Atlanta-based Gables Residential sure knows how to pick a submarket for the company’s first official LEED-certified multifamily community. The project is located in Takoma Park, Md., a neighborhood with a reputation as one of the most liberal and environmentally-conscious inside the Beltway. (Takoma straddles the Washington, D.C., and Maryland state line.) Its year-round organic farmer’s market is one of the largest in the area, and residents, in general, aspire to a holisitic and organic lifestyle that is just this side of crunchy. The green bar was definitely going to have to be met.
Gables Takoma Park, the resulting Silver LEED-certified, 145-unit apartment community, seems to have done just that. Beginning with neighborhood focus groups and an open house to emphasize the property’s green cache, Gables Takoma Park quickly silenced a concerned neighborhood that was conscious of building things green and wary of a corporately-managed apartment community.
Location: Washington, D.C.
Builder/Developer: Gables Residential
Architect: Eric Colbert & Associates
Opened: August 2008
No. of Units: 145
Unit Mix: Studio, one- and two-bedroom apartments
Prices: $1,525 to $3,345 per month
“The location itself was ideal—directly next to the Takoma Park metro station in a desirable submarket,” says Gables regional vice president of investments Jorgen Punda. “The neighborhood is mostly educators, professionals, and activists who seemed open to our price point but keenly aware of the environment and the preservation of an established, eclectic neighborhood. Via our open house and marketing outreach on our green efforts, I think the prospect base, as well as the community, became intrigued in a positive way.”
Indeed, marketing flyers and business cards were printed with soy-based inks on seeded paper that—if lost or littered—would biodegrade, seed, and grow into flowers. Additional materials were printed on recycled paper certified by the Forest Stewardship Council. The building boasts dual-flush toilets that decrease water usage by 30 percent, low-VOC adhesives and finishes, compact fluorescent bulbs, preferred parking for alternative fuel vehicles, loaner bicycles, and separate trash chutes for recycling on every floor.
Though originally aiming for basic LEED certification, the extra effort to meet community expectations brought Gables Takoma Park to the Silver level and has turbo-charged the company’s appetite for additional LEED projects. “Prior to this project, I think we were doing some green things but maybe didn’t call it green specifically,” Punda says. “We have since gotten a lot more specific with all of our green initiatives from the development, investment, and management fronts.

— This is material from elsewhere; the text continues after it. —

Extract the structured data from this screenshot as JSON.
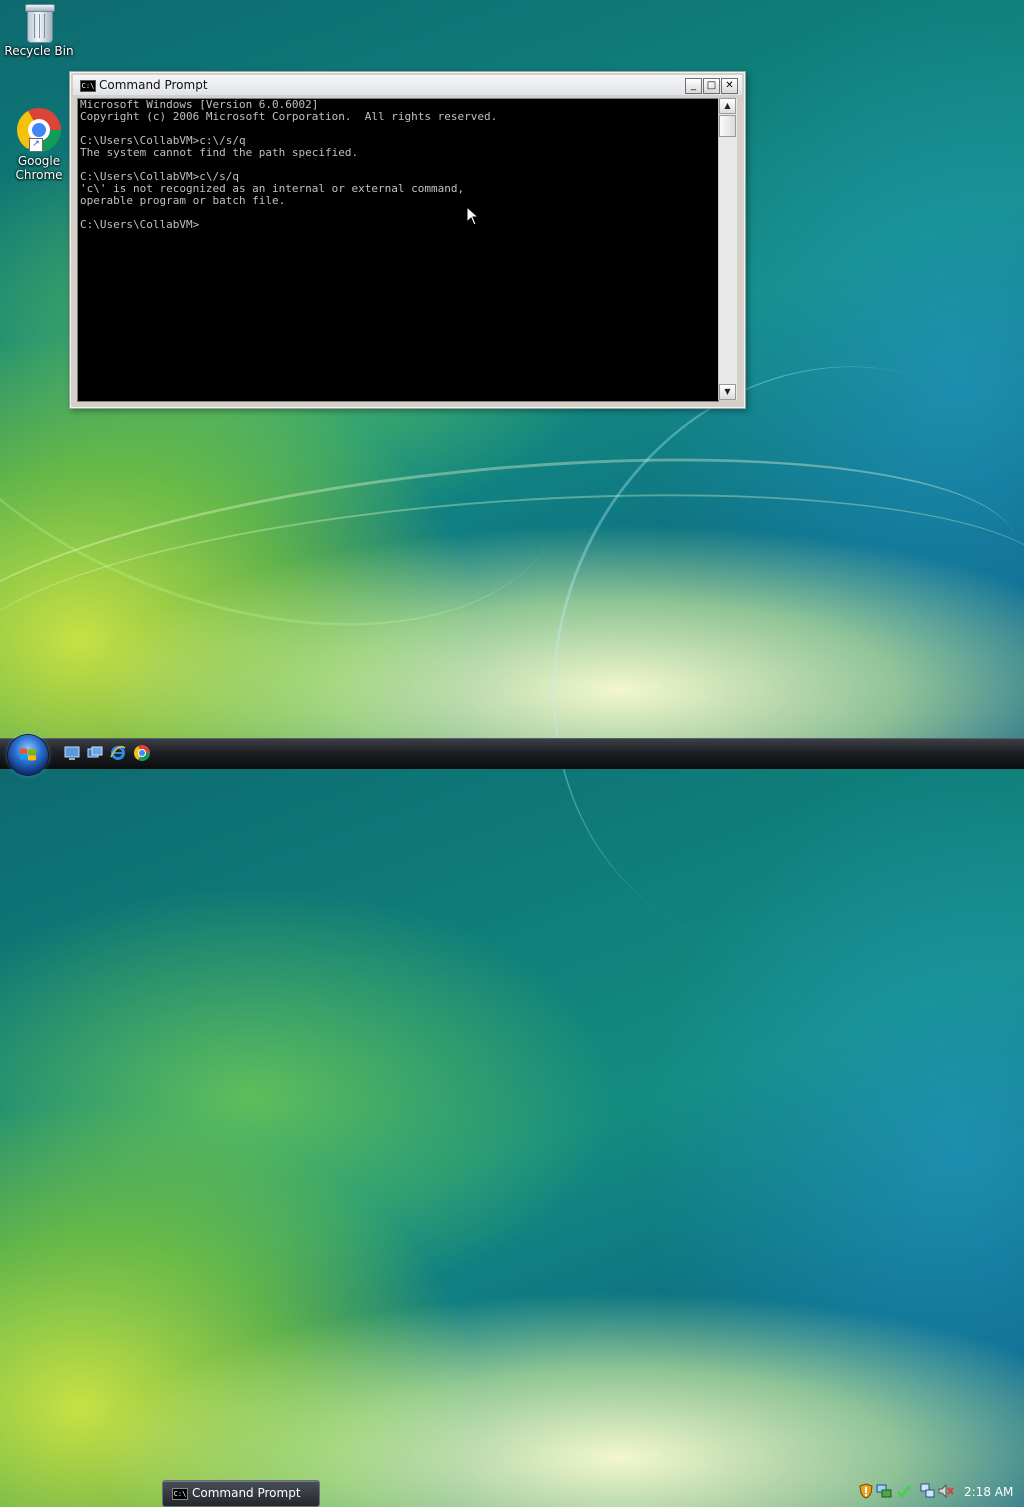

Which is good—we’re hoping with Takoma Park to set a new high watermark.”